Medical animations have a lower strategic impact and supply risk, whereas AR,VR, and mobile apps have medium supply risk, with high impact on patient retention. The adoption rate of AR, VR, and mHealth applications for patient retention is currently low, resulting in a lower strategic impact to pharma. Use of these technologies for patient retention and engagement problems would increase with a need for patient adherence, hence having a high strategic impact to pharma. This would result in improved patient retention and shorter timelines for trial completion. The supply market would see changes wherein greater numbers of technology providers would expand their scope to the life sciences industry as well, resulting in this service being seen as strategic, with innovation playing a crucial role and the presence of cost competition.

Conclusion

The attractiveness of pharma as a buyer among technology providers is still in the development stage in terms of relative business value  due to the highly regulated environment. Providers are attracted by perceptions of future business potential.

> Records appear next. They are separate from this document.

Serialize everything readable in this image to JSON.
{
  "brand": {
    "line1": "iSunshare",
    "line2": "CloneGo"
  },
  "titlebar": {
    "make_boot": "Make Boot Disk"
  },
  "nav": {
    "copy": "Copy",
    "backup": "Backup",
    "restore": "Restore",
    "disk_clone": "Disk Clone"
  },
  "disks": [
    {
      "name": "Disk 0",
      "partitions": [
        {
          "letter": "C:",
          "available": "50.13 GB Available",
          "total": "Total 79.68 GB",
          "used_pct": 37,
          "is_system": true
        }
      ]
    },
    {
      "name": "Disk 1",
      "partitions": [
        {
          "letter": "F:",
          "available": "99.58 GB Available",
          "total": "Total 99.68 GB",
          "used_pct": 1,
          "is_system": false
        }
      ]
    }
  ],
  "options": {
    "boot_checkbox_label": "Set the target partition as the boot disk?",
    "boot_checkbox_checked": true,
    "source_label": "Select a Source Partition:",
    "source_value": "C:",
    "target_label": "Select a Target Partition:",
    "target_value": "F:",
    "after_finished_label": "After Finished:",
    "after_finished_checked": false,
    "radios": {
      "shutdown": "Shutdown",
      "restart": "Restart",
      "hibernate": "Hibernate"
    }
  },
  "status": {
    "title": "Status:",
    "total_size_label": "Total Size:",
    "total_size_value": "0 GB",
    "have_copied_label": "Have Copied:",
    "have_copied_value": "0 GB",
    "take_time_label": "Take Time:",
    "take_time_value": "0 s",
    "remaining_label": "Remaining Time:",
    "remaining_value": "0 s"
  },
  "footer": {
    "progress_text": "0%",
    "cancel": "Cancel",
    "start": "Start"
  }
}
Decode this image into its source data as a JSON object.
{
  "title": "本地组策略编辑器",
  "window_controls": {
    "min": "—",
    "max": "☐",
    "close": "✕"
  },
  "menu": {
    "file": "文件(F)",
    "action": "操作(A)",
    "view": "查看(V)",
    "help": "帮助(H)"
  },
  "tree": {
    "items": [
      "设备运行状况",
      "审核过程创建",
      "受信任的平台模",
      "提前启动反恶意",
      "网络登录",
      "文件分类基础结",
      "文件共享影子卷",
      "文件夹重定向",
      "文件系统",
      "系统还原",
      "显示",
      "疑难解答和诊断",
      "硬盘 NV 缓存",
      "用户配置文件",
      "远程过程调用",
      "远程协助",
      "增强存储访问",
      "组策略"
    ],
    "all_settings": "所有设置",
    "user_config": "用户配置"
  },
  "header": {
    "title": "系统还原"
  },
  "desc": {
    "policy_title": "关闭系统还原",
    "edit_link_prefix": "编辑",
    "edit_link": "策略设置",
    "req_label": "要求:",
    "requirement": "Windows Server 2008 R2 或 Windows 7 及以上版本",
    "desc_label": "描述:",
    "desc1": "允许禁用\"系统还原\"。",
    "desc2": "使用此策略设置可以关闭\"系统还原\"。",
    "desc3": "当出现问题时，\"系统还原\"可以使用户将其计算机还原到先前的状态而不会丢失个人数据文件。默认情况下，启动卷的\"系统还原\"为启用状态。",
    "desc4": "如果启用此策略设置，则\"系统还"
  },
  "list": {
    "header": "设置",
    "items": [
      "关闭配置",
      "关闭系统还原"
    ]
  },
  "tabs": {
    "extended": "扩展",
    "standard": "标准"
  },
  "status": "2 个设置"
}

Consequently, they are ready to invest time and effort into developing a long-term relationship with the buying organization with the goal of increasing sales over time. Once suppliers have experience working with pharmaceutical companies, they are expected to expand their scope of business within the life sciences industry — biotechnology, medical devices, CROs, etc. This will increase the relative business value in terms of revenue generation, increasing the attractiveness of pharma buyers among suppliers.

About The Author:

Mathini Ilancheran is the principal analyst of R&D for Beroe Inc. She specializes in understanding market scenarios and industry dynamics across the globe in the outsourcing arena. Her analysis has enabled global fortune 500+ companies in their strategic decisions on service outsourcing contracts, category management and efficient sourcing.  She has written for several publications related to R&D procurement opportunities. With her category knowledge, she has published 25+ articles in leading journals, co-authored with industry experts. She has a master’s in management from University College London (UCL) and has worked as a consultant in the U.K. You can contact her at mathini.ilancheran@beroe-inc.com or connect with her on LinkedIn.

Leave a Reply